In 2020, Neda Barrett, our first Director of Diversity, Equity and Inclusion and Global Engagement was hired full-time. Barrett has served Iowa Law as our Senior Human Resources fellow since April 2019 during which time she actively participated in the College of Law’s DEI Committee, strategic planning group, and this past summer was a member of the Iowa Law Anti-Racism Action Committee. Her new position will support the College of Law in progress on diversity, equity, and inclusion within the Boyd Law Building and beyond.
Reinstating Iowa Law’s Faculty Fellowship program was another priority this year. The Faculty Fellowship position combines law teaching with scholarly research and writing, especially research with an interdisciplinary focus, and helps develop a more diverse campus community of faculty, staff, and students.
Last July, a steering committee of alumni, students, and staff was formed to explore next steps for launching an Alumni DEI Council. The inaugural council has been formed and plans to meet in the coming months. The focus of their work will be recruiting and mentorship. We are grateful for this alumni leadership and will share more details in a future Alumni Newsletter.
The UI Center for Human Rights (UICHR), directed by Associate Dean for International and Comparative Law Programs and the Bessie Dutton Murray Professor at Iowa Law, Adrien Wing, developed extensive programming during the pandemic. The programing addressed racial equity and human rights; especially human rights issues related to the pandemic. The virtual events have drawn over 5,000 attendees from people across the globe.
UICHR has played a significant role in Iowa Law’s human rights engagement and has helped establish Iowa Law’s human rights program as a standout in a competitive and changing world. This year, the program earned an A+ rating from preLaw Magazine, a National Jurist Publication.
Providing experiences that foster student success
Even in the midst of COVID-19, Iowa Law students gained wonderful opportunities to learn.
One of Iowa Law’s most cherished traditions went virtual in 2020. Every year since 1928, select Iowa Law students have argued in front of Iowa Supreme Court Justices. The 92nd annual Iowa Supreme Court Day was a bit different than in years past, but it was equally memorable. The Justices’ questioning was just as rigorous as ever, and the student advocates held up well.
Our student-run journals at Iowa Law continue to be excellent. The Iowa Law Review is ranked 12th out of over 400 legal journals for scholarly impact. The Journal of Corporation Law is ranked #2 in its subject matter and the Journal on Gender Race and Justice is ranked in the top 5 for two subject matter areas (#5 in the Gender category and #3 in Race). Student editors gain valuable research and writing skills on journals that help them in the workplace, such as in judicial clerkships.

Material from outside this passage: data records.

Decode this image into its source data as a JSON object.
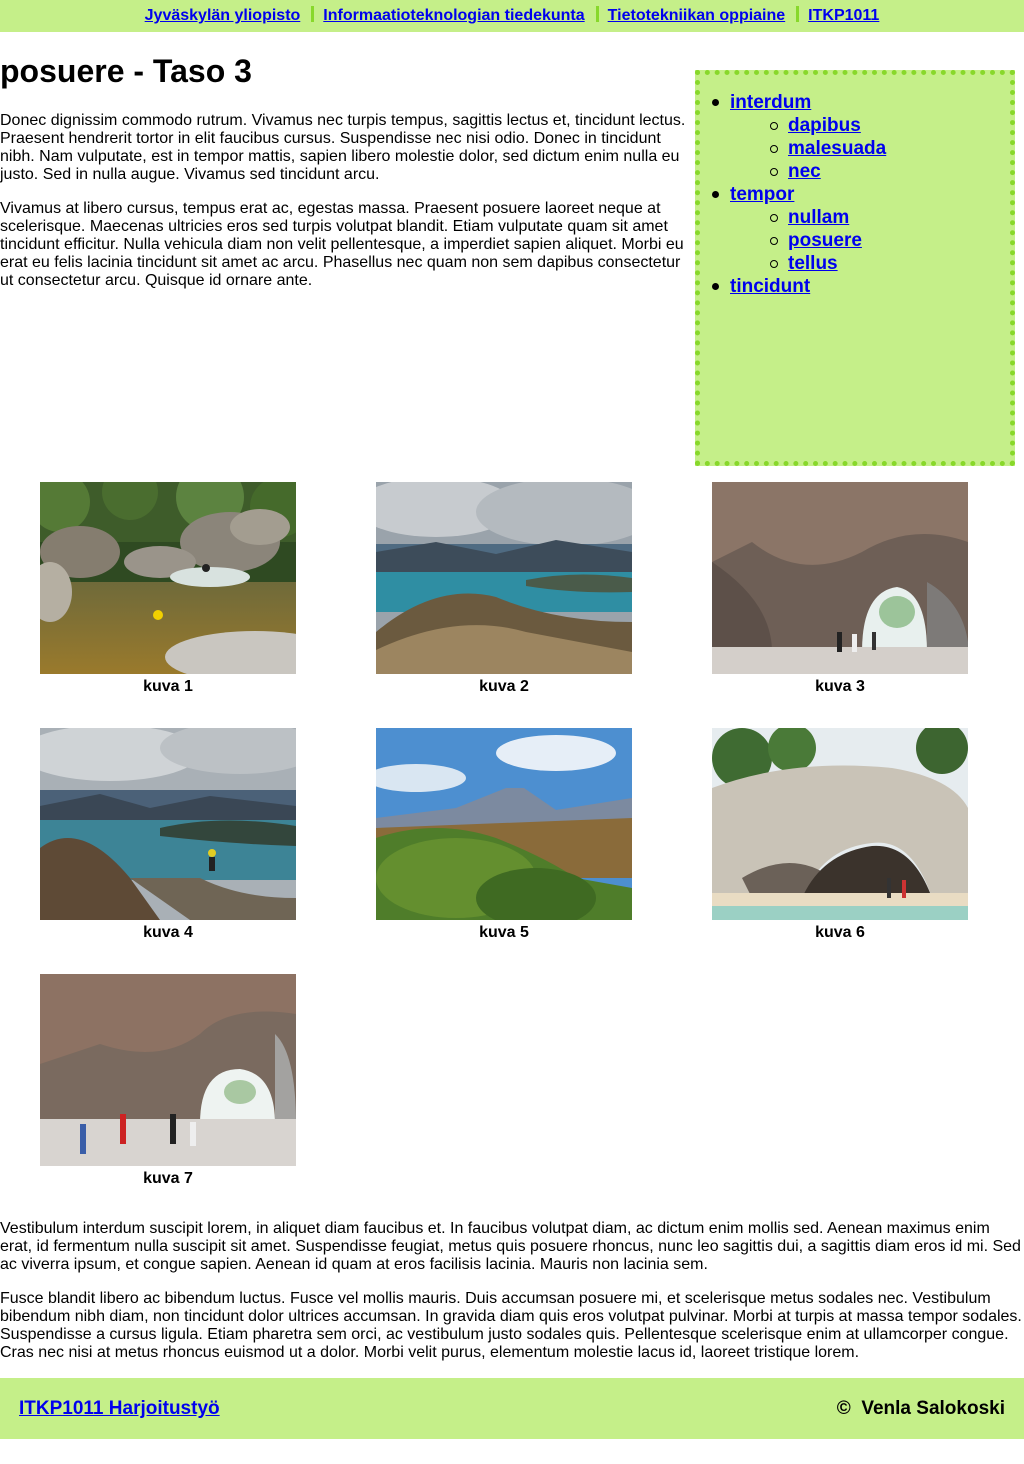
{
  "breadcrumbs": [
    {
      "label": "Jyväskylän yliopisto"
    },
    {
      "label": "Informaatioteknologian tiedekunta"
    },
    {
      "label": "Tietotekniikan oppiaine"
    },
    {
      "label": "ITKP1011"
    }
  ],
  "page": {
    "title": "posuere - Taso 3",
    "intro": [
      "Donec dignissim commodo rutrum. Vivamus nec turpis tempus, sagittis lectus et, tincidunt lectus. Praesent hendrerit tortor in elit faucibus cursus. Suspendisse nec nisi odio. Donec in tincidunt nibh. Nam vulputate, est in tempor mattis, sapien libero molestie dolor, sed dictum enim nulla eu justo. Sed in nulla augue. Vivamus sed tincidunt arcu.",
      "Vivamus at libero cursus, tempus erat ac, egestas massa. Praesent posuere laoreet neque at scelerisque. Maecenas ultricies eros sed turpis volutpat blandit. Etiam vulputate quam sit amet tincidunt efficitur. Nulla vehicula diam non velit pellentesque, a imperdiet sapien aliquet. Morbi eu erat eu felis lacinia tincidunt sit amet ac arcu. Phasellus nec quam non sem dapibus consectetur ut consectetur arcu. Quisque id ornare ante."
    ],
    "outro": [
      "Vestibulum interdum suscipit lorem, in aliquet diam faucibus et. In faucibus volutpat diam, ac dictum enim mollis sed. Aenean maximus enim erat, id fermentum nulla suscipit sit amet. Suspendisse feugiat, metus quis posuere rhoncus, nunc leo sagittis dui, a sagittis diam eros id mi. Sed ac viverra ipsum, et congue sapien. Aenean id quam at eros facilisis lacinia. Mauris non lacinia sem.",
      "Fusce blandit libero ac bibendum luctus. Fusce vel mollis mauris. Duis accumsan posuere mi, et scelerisque metus sodales nec. Vestibulum bibendum nibh diam, non tincidunt dolor ultrices accumsan. In gravida diam quis eros volutpat pulvinar. Morbi at turpis at massa tempor sodales. Suspendisse a cursus ligula. Etiam pharetra sem orci, ac vestibulum justo sodales quis. Pellentesque scelerisque enim at ullamcorper congue. Cras nec nisi at metus rhoncus euismod ut a dolor. Morbi velit purus, elementum molestie lacus id, laoreet tristique lorem."
    ]
  },
  "nav": [
    {
      "label": "interdum",
      "children": [
        {
          "label": "dapibus"
        },
        {
          "label": "malesuada"
        },
        {
          "label": "nec"
        }
      ]
    },
    {
      "label": "tempor",
      "children": [
        {
          "label": "nullam"
        },
        {
          "label": "posuere"
        },
        {
          "label": "tellus"
        }
      ]
    },
    {
      "label": "tincidunt",
      "children": []
    }
  ],
  "gallery": [
    {
      "caption": "kuva 1"
    },
    {
      "caption": "kuva 2"
    },
    {
      "caption": "kuva 3"
    },
    {
      "caption": "kuva 4"
    },
    {
      "caption": "kuva 5"
    },
    {
      "caption": "kuva 6"
    },
    {
      "caption": "kuva 7"
    }
  ],
  "footer": {
    "link_label": "ITKP1011 Harjoitustyö",
    "copyright_symbol": "©",
    "author": "Venla Salokoski"
  },
  "colors": {
    "accent_light": "#c5ef89",
    "accent_dark": "#88d82b",
    "link": "#0000ee"
  }
}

Iowa Law continued to see clerkship success for the Class of 2020, as graduates filled 25 clerkships (17 in state courts and 8 in federal courts). Our longstanding Clerkship Committee is dedicated to highlighting the benefits of clerking and encourages Iowa Law students to seek state, federal and even tribal clerkships. Law clerks further hone their legal research and writing skills under the direct supervision of a judge.
Dean Kevin Washburn shares, "While we are proud of how we managed legal education in the time of COVID, we look forward to entering a time when COVID is better controlled. We have missed the in-person collegiality, lively debates, and social engagements our community enjoys so much."